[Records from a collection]
++++

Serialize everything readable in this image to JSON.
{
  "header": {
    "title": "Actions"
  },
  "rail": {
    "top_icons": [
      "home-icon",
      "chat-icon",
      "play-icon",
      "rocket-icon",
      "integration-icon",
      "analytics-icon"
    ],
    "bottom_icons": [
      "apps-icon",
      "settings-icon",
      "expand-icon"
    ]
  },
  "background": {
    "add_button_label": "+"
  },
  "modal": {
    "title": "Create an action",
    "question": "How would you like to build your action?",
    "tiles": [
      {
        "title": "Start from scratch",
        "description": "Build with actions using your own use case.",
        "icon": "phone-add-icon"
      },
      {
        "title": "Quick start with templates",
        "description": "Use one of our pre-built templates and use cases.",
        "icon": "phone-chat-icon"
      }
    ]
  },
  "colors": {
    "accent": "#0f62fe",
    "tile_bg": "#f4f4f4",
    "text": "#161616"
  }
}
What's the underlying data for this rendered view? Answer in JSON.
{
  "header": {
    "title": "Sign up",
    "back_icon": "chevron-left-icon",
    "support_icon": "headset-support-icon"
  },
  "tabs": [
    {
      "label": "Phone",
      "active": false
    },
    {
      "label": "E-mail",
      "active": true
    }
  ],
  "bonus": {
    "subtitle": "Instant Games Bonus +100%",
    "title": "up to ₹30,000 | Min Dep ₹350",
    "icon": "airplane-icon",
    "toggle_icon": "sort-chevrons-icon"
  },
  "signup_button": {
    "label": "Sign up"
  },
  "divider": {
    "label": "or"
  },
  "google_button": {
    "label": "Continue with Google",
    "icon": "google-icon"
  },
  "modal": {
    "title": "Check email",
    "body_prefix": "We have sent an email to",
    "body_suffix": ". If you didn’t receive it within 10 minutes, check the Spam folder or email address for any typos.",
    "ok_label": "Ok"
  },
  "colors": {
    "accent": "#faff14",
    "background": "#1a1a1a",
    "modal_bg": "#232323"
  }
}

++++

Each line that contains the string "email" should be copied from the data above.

    "title": "Check email",
    "body_prefix": "We have sent an email to",
    "body_suffix": ". If you didn’t receive it within 10 minutes, check the Spam folder or email address for any typos.",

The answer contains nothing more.